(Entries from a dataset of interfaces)
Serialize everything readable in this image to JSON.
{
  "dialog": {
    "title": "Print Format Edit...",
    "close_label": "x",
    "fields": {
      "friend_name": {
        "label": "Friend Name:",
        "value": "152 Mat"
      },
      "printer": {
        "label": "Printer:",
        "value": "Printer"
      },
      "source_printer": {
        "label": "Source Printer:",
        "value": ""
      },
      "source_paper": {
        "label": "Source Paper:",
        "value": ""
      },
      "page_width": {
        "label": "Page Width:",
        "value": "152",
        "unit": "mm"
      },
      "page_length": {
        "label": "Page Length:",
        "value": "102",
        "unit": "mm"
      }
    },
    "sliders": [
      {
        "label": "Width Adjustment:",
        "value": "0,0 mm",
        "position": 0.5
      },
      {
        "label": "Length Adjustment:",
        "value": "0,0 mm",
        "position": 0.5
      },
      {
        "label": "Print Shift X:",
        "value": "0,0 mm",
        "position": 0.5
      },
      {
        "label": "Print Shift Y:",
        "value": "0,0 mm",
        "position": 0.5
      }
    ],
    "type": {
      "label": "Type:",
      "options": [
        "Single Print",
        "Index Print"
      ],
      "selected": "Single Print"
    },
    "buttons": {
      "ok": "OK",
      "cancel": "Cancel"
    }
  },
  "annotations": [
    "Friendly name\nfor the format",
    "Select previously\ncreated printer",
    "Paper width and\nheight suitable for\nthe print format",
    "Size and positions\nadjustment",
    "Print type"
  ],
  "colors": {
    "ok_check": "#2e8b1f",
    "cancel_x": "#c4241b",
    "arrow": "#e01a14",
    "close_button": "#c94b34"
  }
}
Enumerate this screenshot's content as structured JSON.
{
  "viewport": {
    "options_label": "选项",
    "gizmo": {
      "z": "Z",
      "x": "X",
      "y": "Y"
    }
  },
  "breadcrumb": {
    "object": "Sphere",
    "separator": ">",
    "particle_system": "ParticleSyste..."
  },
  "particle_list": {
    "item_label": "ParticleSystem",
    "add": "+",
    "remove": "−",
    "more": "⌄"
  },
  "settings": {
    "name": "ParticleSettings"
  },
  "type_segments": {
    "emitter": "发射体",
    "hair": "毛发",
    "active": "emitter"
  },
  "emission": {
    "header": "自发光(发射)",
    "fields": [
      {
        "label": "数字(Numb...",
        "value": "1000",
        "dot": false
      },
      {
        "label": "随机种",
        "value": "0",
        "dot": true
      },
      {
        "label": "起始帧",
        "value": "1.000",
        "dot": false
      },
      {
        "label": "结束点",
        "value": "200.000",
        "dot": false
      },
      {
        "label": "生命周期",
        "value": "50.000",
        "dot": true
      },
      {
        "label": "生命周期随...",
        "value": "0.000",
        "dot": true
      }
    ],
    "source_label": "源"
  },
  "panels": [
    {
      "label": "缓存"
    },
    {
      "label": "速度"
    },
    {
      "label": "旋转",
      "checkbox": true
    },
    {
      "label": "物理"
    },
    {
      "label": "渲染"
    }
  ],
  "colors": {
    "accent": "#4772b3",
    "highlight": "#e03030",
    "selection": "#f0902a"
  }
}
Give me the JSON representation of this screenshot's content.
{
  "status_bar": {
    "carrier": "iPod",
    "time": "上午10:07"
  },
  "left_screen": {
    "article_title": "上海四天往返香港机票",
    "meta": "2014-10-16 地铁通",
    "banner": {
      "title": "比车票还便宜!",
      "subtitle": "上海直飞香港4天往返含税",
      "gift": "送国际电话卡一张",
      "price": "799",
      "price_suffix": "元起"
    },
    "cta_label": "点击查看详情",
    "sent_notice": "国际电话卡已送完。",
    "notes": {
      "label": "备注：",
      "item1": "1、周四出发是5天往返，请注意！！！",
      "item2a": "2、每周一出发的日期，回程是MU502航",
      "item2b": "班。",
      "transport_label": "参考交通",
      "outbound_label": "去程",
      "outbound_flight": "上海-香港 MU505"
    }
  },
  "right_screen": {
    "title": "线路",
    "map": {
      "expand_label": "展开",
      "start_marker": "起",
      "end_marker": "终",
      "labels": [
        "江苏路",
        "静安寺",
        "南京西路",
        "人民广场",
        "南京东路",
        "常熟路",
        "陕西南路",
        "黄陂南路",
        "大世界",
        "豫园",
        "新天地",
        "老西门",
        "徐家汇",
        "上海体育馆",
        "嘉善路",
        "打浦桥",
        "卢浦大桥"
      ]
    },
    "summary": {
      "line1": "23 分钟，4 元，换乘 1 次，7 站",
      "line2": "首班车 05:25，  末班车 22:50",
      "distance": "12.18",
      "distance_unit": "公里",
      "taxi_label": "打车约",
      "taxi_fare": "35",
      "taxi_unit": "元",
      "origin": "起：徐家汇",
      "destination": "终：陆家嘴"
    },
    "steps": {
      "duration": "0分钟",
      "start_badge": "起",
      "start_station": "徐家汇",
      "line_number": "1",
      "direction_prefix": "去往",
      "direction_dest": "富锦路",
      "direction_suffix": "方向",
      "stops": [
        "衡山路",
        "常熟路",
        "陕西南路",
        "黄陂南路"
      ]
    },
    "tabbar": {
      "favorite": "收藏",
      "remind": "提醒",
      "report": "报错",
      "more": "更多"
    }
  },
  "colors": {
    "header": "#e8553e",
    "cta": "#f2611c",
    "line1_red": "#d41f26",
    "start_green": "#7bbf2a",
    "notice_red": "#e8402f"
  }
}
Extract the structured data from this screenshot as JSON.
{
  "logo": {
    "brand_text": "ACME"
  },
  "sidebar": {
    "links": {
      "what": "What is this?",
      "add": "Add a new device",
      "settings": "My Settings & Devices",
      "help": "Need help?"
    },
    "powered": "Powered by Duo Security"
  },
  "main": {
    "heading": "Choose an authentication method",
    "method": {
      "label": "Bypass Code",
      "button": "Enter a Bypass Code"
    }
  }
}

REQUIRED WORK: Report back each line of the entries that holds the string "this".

SOLUTION TO THE EXERCISE:
Serialize everything readable in this image to JSON.
Enumerate this screenshot's content as structured JSON.
Give me the JSON representation of this screenshot's content.
Extract the structured data from this screenshot as JSON.
      "what": "What is this?",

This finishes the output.